For this party of hobbity greatness, the condiments are nearly as important as the rest of the food. I want everything to be delicious, to be home made or local or simply fantastic. Everything right down to butter and jam and yes, pickles.
Tolkien mentions quite a few condiments directly in the texts - The Hobbit opens with dwarf-filled scenes that include raspberry jam, butter, pickles, and more. Where I can buy ahead, I've started.
Here are the hand-picked condiments I've gathered together:
That's buckwheat and clover honey from my favorite bee man, who was kind enough to have a long discussion with me on the day our backyard spruce was taken over by a swarm. Also, Bonne Maman raspberry jam and orange marmalade, which isn't local but is a variety I've wanted to try for ages. I could swear I remember seeing a jar in my friend the cake-maker's kitchen, too, a sure sign that it's passed stringent taste tests.
Then there are the pickles. I work in the state offices at the Empire State Plaza right now, where they have a farmer's market every Wednesday. Bird Haven Bakery sells pickles and jams alongside their delicious sticky buns, so I bought some bread and butter pickles from them (and some whoopie pies for my son, who is obsessed for some reason). Then I visited the lady from The Grey Mouse Farm; she was offering a discount if you bought two jars, so I got baby sour dills (tiny! dill!) and dilly beans. Beans don't seem hobbity to me - too American - but you know, I wanted something a little different. She had some lovely gardeniera, but that being so associated with Italian food, I was afraid it would seem even more out of place.

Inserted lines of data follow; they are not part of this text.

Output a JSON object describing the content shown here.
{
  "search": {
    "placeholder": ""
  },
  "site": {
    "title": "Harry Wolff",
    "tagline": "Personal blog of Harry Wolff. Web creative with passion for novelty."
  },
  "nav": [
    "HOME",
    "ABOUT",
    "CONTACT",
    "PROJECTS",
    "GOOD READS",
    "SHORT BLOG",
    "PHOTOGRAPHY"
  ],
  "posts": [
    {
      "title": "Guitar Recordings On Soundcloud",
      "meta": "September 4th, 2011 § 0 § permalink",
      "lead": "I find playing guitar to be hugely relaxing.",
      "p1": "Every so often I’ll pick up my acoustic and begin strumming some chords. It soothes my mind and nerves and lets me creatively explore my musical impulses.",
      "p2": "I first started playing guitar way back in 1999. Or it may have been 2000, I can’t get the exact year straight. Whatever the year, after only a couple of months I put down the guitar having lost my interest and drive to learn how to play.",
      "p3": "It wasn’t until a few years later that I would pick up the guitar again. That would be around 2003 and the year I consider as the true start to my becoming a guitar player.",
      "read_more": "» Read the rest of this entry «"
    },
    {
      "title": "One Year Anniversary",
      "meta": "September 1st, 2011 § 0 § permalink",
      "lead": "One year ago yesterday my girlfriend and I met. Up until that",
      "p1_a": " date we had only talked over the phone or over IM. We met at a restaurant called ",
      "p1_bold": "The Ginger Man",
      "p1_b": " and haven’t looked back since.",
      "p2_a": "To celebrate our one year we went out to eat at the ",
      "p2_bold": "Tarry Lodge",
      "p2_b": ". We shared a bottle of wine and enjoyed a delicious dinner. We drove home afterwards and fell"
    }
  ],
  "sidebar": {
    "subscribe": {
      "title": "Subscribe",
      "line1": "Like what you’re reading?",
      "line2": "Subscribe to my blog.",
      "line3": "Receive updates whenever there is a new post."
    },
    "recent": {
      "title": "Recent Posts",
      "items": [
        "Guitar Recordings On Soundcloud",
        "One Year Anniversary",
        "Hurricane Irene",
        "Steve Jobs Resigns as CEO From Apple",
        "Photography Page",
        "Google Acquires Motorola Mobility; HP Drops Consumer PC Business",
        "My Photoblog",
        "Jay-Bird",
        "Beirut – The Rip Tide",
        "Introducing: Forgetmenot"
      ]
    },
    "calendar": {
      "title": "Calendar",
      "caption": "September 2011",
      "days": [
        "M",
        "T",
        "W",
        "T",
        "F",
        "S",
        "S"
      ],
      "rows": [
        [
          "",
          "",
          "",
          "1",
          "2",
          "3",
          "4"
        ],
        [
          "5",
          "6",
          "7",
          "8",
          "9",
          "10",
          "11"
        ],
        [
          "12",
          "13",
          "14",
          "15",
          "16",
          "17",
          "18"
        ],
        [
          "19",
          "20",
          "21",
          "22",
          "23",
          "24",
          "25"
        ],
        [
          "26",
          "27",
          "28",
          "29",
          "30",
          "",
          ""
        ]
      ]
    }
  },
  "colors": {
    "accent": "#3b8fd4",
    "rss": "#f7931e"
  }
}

I also bought some pretty molds to shape the butter (which I won't buy till closer to the event, for obvious reasons of flavor). Rather than a traditional wooden butter mold, I got a silicon muffin mold with a number of fancy shapes. It'll be so much easier to wash. I don't really like wooden implements, and I avoid them as much as I can.
Yesterday's trip to the Saratoga Farmers Market yielded two-plus pounds of lamb for Shire Hotpot, plus a brace of coneys for stewing. I got myself a new-to-me chest freezer that's all plugged in and freezing stuff to beat the band, so next weekend, the first of the real, non-test-kitchen cooking can begin.